# WORK REQUEST
Go through the records below and copy out every line holding "screenshot".

# DATA
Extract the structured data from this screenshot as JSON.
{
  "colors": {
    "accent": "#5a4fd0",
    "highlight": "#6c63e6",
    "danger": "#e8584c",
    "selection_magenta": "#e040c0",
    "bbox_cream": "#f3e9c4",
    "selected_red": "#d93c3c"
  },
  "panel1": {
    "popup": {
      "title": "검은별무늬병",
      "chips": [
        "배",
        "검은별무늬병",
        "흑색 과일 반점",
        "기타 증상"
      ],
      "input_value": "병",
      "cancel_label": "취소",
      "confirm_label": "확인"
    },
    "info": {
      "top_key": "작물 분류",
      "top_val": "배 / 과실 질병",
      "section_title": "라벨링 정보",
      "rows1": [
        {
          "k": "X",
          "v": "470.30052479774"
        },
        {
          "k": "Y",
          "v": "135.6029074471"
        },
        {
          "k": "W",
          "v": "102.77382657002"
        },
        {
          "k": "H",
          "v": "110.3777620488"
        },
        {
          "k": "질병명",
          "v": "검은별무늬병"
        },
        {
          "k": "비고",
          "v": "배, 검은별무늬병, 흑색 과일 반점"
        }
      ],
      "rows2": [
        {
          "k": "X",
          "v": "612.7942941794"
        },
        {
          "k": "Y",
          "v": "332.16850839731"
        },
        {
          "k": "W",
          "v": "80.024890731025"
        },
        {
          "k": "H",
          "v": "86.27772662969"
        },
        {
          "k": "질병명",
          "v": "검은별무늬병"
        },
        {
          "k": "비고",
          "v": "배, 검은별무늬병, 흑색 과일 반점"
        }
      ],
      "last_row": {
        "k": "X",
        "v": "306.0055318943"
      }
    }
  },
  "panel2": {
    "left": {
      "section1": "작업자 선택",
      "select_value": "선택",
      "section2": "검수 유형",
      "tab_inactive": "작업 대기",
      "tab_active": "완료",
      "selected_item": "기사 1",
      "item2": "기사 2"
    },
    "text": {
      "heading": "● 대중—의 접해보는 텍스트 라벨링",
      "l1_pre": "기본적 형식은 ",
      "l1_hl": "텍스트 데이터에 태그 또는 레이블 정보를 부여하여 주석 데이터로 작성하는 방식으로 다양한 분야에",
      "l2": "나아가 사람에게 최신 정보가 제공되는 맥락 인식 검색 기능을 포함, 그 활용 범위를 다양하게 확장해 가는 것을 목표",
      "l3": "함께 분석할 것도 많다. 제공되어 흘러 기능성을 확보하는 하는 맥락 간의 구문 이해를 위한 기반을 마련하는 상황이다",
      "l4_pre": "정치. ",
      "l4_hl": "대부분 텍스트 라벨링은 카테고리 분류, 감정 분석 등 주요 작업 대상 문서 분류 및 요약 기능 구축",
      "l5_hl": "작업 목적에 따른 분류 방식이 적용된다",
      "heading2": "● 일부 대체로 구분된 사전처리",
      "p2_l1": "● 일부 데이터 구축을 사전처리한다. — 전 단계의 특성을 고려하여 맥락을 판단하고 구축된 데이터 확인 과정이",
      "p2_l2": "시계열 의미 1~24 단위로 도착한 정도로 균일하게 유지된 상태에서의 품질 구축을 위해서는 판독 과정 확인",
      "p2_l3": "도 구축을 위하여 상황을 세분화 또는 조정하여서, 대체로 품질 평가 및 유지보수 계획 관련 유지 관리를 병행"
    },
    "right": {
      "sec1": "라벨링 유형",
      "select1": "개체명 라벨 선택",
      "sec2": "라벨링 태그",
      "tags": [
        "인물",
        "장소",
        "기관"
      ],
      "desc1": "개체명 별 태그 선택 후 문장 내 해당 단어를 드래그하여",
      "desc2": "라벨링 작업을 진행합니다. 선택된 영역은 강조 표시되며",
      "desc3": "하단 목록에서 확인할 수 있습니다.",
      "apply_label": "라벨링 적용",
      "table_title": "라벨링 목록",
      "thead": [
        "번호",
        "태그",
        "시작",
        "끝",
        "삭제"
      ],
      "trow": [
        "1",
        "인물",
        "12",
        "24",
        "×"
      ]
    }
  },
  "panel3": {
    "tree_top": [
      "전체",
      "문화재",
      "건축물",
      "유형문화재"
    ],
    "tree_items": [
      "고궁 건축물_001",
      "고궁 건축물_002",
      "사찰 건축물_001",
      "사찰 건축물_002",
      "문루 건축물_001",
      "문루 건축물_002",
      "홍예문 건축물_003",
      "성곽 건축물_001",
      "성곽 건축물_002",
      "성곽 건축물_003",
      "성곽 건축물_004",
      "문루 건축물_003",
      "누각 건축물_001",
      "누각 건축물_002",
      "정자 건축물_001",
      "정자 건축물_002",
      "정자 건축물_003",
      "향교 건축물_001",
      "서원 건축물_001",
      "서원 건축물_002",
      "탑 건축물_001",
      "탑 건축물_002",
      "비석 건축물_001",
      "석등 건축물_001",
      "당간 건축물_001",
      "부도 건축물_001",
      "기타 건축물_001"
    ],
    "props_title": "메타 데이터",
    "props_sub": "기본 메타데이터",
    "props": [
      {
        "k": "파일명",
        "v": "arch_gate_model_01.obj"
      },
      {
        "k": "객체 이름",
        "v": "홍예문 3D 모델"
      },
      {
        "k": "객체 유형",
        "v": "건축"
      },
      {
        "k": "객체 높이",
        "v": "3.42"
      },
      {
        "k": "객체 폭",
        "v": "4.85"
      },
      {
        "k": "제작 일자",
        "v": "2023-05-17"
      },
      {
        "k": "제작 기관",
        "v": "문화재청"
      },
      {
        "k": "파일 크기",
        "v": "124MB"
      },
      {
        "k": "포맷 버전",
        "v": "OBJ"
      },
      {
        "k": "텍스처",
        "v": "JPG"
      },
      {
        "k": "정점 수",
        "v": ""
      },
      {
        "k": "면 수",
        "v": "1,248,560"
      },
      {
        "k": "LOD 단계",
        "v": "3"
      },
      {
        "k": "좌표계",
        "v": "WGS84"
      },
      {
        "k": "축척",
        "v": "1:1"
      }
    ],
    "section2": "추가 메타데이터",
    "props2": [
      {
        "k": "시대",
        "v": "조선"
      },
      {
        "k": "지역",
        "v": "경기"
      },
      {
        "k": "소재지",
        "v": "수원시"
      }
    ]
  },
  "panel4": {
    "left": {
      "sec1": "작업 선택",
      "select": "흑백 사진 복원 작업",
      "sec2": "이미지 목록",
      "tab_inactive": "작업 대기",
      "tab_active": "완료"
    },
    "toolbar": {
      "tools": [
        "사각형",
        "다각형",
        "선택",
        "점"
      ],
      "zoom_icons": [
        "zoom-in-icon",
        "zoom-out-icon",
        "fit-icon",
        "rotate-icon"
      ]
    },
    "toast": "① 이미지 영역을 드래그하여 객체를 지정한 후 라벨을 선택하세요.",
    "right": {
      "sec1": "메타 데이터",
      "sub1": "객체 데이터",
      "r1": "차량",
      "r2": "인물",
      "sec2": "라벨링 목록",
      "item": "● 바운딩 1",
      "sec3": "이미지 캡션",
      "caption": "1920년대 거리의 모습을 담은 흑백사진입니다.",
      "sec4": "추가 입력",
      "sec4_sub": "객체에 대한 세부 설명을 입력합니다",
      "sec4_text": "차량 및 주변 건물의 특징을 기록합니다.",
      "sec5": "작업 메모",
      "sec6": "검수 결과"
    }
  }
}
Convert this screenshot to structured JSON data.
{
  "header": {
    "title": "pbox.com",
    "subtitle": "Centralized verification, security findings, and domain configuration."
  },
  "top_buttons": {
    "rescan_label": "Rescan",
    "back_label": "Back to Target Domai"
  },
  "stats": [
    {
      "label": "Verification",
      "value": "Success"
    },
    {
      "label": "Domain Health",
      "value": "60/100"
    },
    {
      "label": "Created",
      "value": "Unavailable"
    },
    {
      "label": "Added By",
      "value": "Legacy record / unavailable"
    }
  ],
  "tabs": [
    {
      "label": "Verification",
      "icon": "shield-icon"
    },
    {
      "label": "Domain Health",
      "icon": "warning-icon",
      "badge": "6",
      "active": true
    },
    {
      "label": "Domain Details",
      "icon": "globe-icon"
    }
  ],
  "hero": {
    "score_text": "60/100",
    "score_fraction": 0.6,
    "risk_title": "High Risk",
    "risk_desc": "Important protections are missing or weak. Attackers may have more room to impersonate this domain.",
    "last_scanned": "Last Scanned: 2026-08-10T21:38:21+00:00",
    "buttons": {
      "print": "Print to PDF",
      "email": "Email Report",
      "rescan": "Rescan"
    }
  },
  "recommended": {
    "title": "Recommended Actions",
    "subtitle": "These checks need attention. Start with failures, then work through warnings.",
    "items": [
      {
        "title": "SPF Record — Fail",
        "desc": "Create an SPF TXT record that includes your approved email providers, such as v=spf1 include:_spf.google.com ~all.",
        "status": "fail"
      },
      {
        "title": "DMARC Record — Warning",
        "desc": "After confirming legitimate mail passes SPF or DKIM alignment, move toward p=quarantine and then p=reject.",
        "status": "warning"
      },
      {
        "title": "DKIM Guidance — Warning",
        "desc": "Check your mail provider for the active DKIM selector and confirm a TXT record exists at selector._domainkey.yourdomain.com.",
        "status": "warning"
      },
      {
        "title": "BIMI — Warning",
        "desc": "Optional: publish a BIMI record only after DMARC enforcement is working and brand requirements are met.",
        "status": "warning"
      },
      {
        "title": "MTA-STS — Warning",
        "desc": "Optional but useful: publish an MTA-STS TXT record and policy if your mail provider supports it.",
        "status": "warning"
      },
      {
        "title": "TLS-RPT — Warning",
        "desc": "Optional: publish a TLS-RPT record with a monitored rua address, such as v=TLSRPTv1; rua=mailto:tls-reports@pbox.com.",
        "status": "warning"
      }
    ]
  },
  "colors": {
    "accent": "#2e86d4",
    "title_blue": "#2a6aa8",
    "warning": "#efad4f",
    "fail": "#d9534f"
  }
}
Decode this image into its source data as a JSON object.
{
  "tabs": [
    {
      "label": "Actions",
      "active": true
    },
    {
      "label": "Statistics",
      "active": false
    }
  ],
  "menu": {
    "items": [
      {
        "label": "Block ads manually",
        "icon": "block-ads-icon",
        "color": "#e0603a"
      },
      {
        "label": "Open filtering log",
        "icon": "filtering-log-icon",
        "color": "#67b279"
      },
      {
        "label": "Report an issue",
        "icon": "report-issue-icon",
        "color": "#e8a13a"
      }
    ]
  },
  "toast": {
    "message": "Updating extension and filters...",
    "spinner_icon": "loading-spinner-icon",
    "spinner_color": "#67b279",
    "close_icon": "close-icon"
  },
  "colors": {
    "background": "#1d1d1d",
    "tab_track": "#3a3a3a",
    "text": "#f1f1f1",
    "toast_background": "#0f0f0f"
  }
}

# ANSWER SECTION
Extract the structured data from this screenshot as JSON.
Convert this screenshot to structured JSON data.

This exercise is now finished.